-- Opening Marker --

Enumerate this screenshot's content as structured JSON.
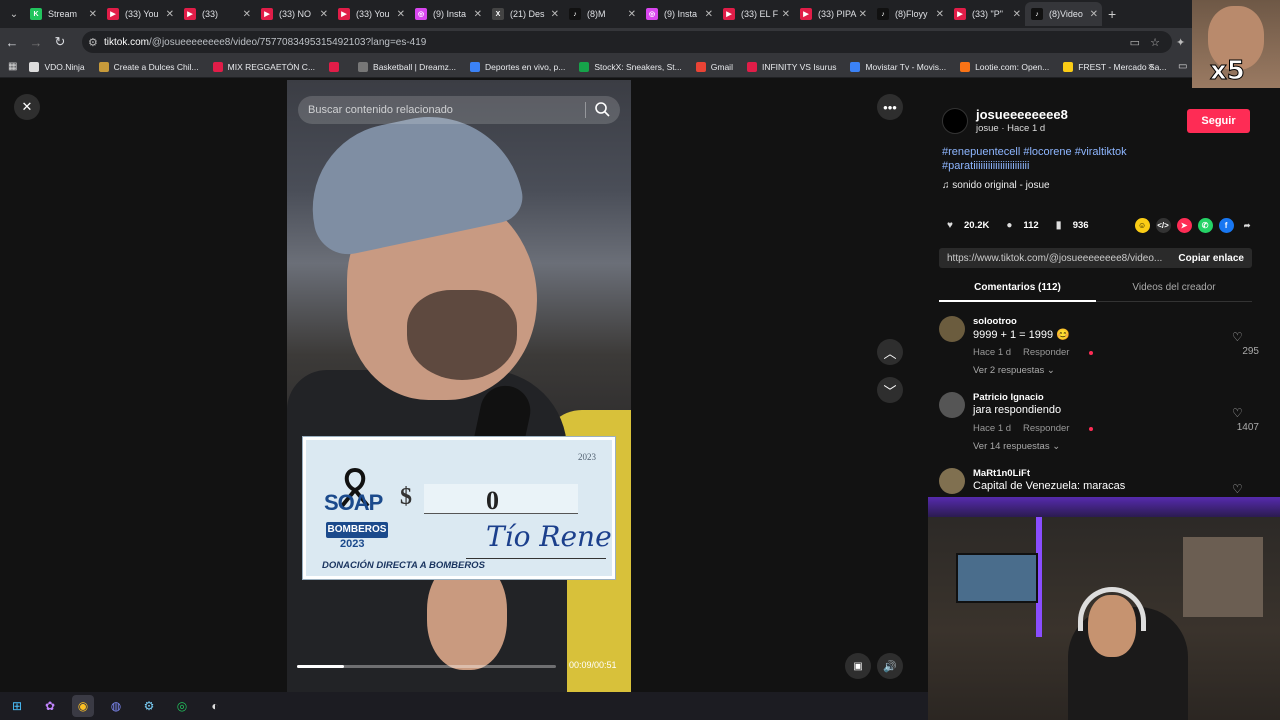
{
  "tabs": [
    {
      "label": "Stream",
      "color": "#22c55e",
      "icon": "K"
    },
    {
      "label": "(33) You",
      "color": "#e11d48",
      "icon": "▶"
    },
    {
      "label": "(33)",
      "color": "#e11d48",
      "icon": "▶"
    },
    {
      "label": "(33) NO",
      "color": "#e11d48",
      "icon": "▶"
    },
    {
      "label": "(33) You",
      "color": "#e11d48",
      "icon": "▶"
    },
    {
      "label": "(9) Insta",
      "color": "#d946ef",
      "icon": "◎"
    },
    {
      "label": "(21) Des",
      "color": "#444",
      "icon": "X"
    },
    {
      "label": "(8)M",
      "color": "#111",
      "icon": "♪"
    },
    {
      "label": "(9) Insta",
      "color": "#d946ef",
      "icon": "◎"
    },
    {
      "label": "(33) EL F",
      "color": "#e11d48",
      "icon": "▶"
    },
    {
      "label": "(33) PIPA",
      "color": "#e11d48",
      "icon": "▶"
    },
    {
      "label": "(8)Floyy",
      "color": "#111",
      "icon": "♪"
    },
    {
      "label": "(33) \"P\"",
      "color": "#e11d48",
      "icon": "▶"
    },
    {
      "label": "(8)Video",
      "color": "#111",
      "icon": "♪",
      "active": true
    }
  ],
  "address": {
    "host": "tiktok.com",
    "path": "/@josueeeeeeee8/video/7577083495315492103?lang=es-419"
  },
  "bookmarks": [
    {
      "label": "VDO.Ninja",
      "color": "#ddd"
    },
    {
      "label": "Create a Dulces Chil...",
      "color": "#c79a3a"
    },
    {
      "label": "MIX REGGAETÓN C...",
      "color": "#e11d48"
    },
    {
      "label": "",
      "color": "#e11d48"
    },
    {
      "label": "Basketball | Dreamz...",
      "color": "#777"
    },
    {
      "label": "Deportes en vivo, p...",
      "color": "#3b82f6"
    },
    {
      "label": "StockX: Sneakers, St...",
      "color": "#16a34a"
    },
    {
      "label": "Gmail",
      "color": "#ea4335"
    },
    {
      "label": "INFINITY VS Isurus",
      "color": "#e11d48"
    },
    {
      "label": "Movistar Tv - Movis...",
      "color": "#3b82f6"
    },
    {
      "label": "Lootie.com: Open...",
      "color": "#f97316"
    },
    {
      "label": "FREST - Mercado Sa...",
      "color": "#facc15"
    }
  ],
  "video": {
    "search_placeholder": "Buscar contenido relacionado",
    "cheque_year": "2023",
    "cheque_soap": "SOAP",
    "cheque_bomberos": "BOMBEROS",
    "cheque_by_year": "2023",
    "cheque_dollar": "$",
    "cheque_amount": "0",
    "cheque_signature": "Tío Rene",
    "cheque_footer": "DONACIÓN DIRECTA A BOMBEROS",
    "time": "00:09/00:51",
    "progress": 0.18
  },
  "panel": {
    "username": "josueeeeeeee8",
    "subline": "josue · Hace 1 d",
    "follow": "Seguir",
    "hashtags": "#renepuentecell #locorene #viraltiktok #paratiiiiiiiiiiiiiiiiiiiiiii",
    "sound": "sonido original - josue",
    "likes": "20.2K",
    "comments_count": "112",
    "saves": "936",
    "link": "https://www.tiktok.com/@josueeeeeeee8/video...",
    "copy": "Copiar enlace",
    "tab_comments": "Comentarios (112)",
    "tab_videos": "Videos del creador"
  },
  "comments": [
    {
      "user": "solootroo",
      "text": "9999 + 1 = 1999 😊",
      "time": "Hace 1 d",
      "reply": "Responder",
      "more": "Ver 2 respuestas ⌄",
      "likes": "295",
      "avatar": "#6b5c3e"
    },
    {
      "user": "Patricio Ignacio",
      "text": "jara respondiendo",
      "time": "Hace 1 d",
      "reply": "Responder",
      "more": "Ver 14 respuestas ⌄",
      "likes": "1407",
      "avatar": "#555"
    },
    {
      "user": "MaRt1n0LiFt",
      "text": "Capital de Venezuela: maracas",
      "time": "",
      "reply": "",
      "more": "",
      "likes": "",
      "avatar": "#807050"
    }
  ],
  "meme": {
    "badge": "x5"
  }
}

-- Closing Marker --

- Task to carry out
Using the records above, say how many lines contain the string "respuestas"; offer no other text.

- Exercise output
2